Instructions for the task: Output all of the data below exactly as given.

(Dataset rows describing interfaces)

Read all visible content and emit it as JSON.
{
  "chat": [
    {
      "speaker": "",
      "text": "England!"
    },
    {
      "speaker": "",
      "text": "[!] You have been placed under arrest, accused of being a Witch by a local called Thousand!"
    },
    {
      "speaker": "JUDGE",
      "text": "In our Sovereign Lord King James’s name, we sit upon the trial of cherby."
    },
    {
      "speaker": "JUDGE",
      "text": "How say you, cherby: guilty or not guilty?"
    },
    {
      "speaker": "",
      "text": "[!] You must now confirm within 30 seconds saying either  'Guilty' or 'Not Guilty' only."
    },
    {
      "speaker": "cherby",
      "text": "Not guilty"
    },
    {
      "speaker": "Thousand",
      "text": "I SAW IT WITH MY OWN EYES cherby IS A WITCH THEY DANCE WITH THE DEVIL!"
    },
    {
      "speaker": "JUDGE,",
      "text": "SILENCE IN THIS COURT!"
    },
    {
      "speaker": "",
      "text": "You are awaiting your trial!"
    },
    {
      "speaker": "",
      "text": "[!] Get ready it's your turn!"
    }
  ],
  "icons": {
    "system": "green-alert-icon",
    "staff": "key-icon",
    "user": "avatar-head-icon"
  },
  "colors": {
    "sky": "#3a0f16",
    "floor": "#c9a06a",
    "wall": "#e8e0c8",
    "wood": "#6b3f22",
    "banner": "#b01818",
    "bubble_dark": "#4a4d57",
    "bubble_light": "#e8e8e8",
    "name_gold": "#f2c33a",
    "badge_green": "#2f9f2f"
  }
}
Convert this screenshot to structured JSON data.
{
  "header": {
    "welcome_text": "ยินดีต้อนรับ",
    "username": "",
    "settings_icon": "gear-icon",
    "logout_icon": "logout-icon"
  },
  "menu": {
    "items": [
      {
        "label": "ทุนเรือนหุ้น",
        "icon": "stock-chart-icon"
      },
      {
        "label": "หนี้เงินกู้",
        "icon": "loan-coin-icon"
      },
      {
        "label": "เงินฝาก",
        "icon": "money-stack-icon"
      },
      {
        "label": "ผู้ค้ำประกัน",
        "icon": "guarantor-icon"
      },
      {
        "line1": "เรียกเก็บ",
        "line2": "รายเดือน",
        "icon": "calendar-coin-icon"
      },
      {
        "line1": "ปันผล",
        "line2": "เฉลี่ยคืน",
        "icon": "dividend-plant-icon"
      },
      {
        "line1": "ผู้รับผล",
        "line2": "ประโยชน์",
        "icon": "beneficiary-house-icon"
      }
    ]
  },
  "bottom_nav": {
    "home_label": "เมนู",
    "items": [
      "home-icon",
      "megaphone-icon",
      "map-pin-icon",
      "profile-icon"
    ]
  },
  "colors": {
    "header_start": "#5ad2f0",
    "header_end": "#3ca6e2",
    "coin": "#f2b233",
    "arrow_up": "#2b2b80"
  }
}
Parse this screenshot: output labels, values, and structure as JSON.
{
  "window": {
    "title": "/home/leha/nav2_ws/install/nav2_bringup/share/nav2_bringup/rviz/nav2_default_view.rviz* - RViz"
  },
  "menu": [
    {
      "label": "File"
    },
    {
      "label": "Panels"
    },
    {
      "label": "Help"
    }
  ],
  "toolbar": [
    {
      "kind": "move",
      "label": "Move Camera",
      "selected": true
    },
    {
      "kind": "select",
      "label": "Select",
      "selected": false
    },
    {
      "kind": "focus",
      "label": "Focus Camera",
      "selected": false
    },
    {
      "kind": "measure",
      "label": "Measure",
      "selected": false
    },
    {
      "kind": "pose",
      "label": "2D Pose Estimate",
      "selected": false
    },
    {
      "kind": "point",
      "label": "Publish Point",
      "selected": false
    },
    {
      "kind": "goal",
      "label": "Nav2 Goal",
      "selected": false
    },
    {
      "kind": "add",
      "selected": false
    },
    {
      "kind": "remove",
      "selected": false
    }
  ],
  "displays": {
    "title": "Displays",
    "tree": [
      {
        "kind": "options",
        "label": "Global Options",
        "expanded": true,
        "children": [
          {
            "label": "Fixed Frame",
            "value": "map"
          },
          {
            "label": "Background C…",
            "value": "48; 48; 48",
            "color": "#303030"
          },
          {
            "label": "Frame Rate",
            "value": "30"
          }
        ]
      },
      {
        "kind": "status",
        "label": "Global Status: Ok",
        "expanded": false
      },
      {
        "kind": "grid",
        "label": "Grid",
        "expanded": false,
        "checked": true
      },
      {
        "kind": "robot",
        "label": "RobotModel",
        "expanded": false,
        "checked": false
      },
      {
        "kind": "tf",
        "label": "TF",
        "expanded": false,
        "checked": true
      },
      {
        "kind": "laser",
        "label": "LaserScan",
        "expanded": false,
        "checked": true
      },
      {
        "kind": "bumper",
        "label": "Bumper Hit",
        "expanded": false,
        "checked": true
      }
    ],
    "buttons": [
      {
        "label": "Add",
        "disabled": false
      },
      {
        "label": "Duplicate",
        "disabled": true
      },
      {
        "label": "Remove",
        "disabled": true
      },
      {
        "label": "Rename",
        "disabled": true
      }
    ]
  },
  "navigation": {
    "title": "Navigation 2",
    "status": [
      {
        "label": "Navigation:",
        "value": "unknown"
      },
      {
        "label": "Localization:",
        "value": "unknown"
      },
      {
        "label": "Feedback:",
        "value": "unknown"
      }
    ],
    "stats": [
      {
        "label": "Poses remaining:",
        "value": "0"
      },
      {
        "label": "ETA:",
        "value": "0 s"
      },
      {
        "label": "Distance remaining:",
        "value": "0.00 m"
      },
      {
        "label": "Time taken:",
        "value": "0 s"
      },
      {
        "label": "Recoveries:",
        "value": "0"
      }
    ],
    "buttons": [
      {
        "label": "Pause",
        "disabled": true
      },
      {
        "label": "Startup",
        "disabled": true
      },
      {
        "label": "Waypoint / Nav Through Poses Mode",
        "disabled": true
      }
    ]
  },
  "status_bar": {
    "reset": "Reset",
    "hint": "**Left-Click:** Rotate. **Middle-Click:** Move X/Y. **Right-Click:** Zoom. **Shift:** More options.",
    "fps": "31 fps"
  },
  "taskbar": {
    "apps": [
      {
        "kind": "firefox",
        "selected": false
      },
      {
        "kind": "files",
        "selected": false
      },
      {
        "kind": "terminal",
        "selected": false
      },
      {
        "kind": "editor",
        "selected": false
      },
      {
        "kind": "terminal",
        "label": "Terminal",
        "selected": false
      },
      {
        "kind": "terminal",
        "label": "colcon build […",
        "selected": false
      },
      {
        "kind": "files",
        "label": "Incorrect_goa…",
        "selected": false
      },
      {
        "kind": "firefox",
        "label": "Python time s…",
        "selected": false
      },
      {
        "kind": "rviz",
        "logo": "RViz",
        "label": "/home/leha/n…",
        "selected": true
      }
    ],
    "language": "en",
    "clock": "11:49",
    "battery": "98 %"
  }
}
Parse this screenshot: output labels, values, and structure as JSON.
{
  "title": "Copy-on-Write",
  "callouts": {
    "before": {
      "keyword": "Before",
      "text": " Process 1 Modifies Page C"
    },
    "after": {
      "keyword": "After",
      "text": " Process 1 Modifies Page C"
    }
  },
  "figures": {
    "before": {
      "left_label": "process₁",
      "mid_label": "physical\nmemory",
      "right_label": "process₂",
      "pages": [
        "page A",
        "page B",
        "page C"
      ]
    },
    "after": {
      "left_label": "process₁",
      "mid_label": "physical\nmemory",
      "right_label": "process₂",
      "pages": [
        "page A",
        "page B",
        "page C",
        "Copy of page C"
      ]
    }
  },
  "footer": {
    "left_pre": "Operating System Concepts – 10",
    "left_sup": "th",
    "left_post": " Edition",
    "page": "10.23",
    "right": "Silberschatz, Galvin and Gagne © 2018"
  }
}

Reply:
Read all visible content and emit it as JSON.
{
  "chat": [
    {
      "speaker": "",
      "text": "England!"
    },
    {
      "speaker": "",
      "text": "[!] You have been placed under arrest, accused of being a Witch by a local called Thousand!"
    },
    {
      "speaker": "JUDGE",
      "text": "In our Sovereign Lord King James’s name, we sit upon the trial of cherby."
    },
    {
      "speaker": "JUDGE",
      "text": "How say you, cherby: guilty or not guilty?"
    },
    {
      "speaker": "",
      "text": "[!] You must now confirm within 30 seconds saying either  'Guilty' or 'Not Guilty' only."
    },
    {
      "speaker": "cherby",
      "text": "Not guilty"
    },
    {
      "speaker": "Thousand",
      "text": "I SAW IT WITH MY OWN EYES cherby IS A WITCH THEY DANCE WITH THE DEVIL!"
    },
    {
      "speaker": "JUDGE,",
      "text": "SILENCE IN THIS COURT!"
    },
    {
      "speaker": "",
      "text": "You are awaiting your trial!"
    },
    {
      "speaker": "",
      "text": "[!] Get ready it's your turn!"
    }
  ],
  "icons": {
    "system": "green-alert-icon",
    "staff": "key-icon",
    "user": "avatar-head-icon"
  },
  "colors": {
    "sky": "#3a0f16",
    "floor": "#c9a06a",
    "wall": "#e8e0c8",
    "wood": "#6b3f22",
    "banner": "#b01818",
    "bubble_dark": "#4a4d57",
    "bubble_light": "#e8e8e8",
    "name_gold": "#f2c33a",
    "badge_green": "#2f9f2f"
  }
}
Convert this screenshot to structured JSON data.
{
  "header": {
    "welcome_text": "ยินดีต้อนรับ",
    "username": "",
    "settings_icon": "gear-icon",
    "logout_icon": "logout-icon"
  },
  "menu": {
    "items": [
      {
        "label": "ทุนเรือนหุ้น",
        "icon": "stock-chart-icon"
      },
      {
        "label": "หนี้เงินกู้",
        "icon": "loan-coin-icon"
      },
      {
        "label": "เงินฝาก",
        "icon": "money-stack-icon"
      },
      {
        "label": "ผู้ค้ำประกัน",
        "icon": "guarantor-icon"
      },
      {
        "line1": "เรียกเก็บ",
        "line2": "รายเดือน",
        "icon": "calendar-coin-icon"
      },
      {
        "line1": "ปันผล",
        "line2": "เฉลี่ยคืน",
        "icon": "dividend-plant-icon"
      },
      {
        "line1": "ผู้รับผล",
        "line2": "ประโยชน์",
        "icon": "beneficiary-house-icon"
      }
    ]
  },
  "bottom_nav": {
    "home_label": "เมนู",
    "items": [
      "home-icon",
      "megaphone-icon",
      "map-pin-icon",
      "profile-icon"
    ]
  },
  "colors": {
    "header_start": "#5ad2f0",
    "header_end": "#3ca6e2",
    "coin": "#f2b233",
    "arrow_up": "#2b2b80"
  }
}
Parse this screenshot: output labels, values, and structure as JSON.
{
  "window": {
    "title": "/home/leha/nav2_ws/install/nav2_bringup/share/nav2_bringup/rviz/nav2_default_view.rviz* - RViz"
  },
  "menu": [
    {
      "label": "File"
    },
    {
      "label": "Panels"
    },
    {
      "label": "Help"
    }
  ],
  "toolbar": [
    {
      "kind": "move",
      "label": "Move Camera",
      "selected": true
    },
    {
      "kind": "select",
      "label": "Select",
      "selected": false
    },
    {
      "kind": "focus",
      "label": "Focus Camera",
      "selected": false
    },
    {
      "kind": "measure",
      "label": "Measure",
      "selected": false
    },
    {
      "kind": "pose",
      "label": "2D Pose Estimate",
      "selected": false
    },
    {
      "kind": "point",
      "label": "Publish Point",
      "selected": false
    },
    {
      "kind": "goal",
      "label": "Nav2 Goal",
      "selected": false
    },
    {
      "kind": "add",
      "selected": false
    },
    {
      "kind": "remove",
      "selected": false
    }
  ],
  "displays": {
    "title": "Displays",
    "tree": [
      {
        "kind": "options",
        "label": "Global Options",
        "expanded": true,
        "children": [
          {
            "label": "Fixed Frame",
            "value": "map"
          },
          {
            "label": "Background C…",
            "value": "48; 48; 48",
            "color": "#303030"
          },
          {
            "label": "Frame Rate",
            "value": "30"
          }
        ]
      },
      {
        "kind": "status",
        "label": "Global Status: Ok",
        "expanded": false
      },
      {
        "kind": "grid",
        "label": "Grid",
        "expanded": false,
        "checked": true
      },
      {
        "kind": "robot",
        "label": "RobotModel",
        "expanded": false,
        "checked": false
      },
      {
        "kind": "tf",
        "label": "TF",
        "expanded": false,
        "checked": true
      },
      {
        "kind": "laser",
        "label": "LaserScan",
        "expanded": false,
        "checked": true
      },
      {
        "kind": "bumper",
        "label": "Bumper Hit",
        "expanded": false,
        "checked": true
      }
    ],
    "buttons": [
      {
        "label": "Add",
        "disabled": false
      },
      {
        "label": "Duplicate",
        "disabled": true
      },
      {
        "label": "Remove",
        "disabled": true
      },
      {
        "label": "Rename",
        "disabled": true
      }
    ]
  },
  "navigation": {
    "title": "Navigation 2",
    "status": [
      {
        "label": "Navigation:",
        "value": "unknown"
      },
      {
        "label": "Localization:",
        "value": "unknown"
      },
      {
        "label": "Feedback:",
        "value": "unknown"
      }
    ],
    "stats": [
      {
        "label": "Poses remaining:",
        "value": "0"
      },
      {
        "label": "ETA:",
        "value": "0 s"
      },
      {
        "label": "Distance remaining:",
        "value": "0.00 m"
      },
      {
        "label": "Time taken:",
        "value": "0 s"
      },
      {
        "label": "Recoveries:",
        "value": "0"
      }
    ],
    "buttons": [
      {
        "label": "Pause",
        "disabled": true
      },
      {
        "label": "Startup",
        "disabled": true
      },
      {
        "label": "Waypoint / Nav Through Poses Mode",
        "disabled": true
      }
    ]
  },
  "status_bar": {
    "reset": "Reset",
    "hint": "**Left-Click:** Rotate. **Middle-Click:** Move X/Y. **Right-Click:** Zoom. **Shift:** More options.",
    "fps": "31 fps"
  },
  "taskbar": {
    "apps": [
      {
        "kind": "firefox",
        "selected": false
      },
      {
        "kind": "files",
        "selected": false
      },
      {
        "kind": "terminal",
        "selected": false
      },
      {
        "kind": "editor",
        "selected": false
      },
      {
        "kind": "terminal",
        "label": "Terminal",
        "selected": false
      },
      {
        "kind": "terminal",
        "label": "colcon build […",
        "selected": false
      },
      {
        "kind": "files",
        "label": "Incorrect_goa…",
        "selected": false
      },
      {
        "kind": "firefox",
        "label": "Python time s…",
        "selected": false
      },
      {
        "kind": "rviz",
        "logo": "RViz",
        "label": "/home/leha/n…",
        "selected": true
      }
    ],
    "language": "en",
    "clock": "11:49",
    "battery": "98 %"
  }
}
Parse this screenshot: output labels, values, and structure as JSON.
{
  "title": "Copy-on-Write",
  "callouts": {
    "before": {
      "keyword": "Before",
      "text": " Process 1 Modifies Page C"
    },
    "after": {
      "keyword": "After",
      "text": " Process 1 Modifies Page C"
    }
  },
  "figures": {
    "before": {
      "left_label": "process₁",
      "mid_label": "physical\nmemory",
      "right_label": "process₂",
      "pages": [
        "page A",
        "page B",
        "page C"
      ]
    },
    "after": {
      "left_label": "process₁",
      "mid_label": "physical\nmemory",
      "right_label": "process₂",
      "pages": [
        "page A",
        "page B",
        "page C",
        "Copy of page C"
      ]
    }
  },
  "footer": {
    "left_pre": "Operating System Concepts – 10",
    "left_sup": "th",
    "left_post": " Edition",
    "page": "10.23",
    "right": "Silberschatz, Galvin and Gagne © 2018"
  }
}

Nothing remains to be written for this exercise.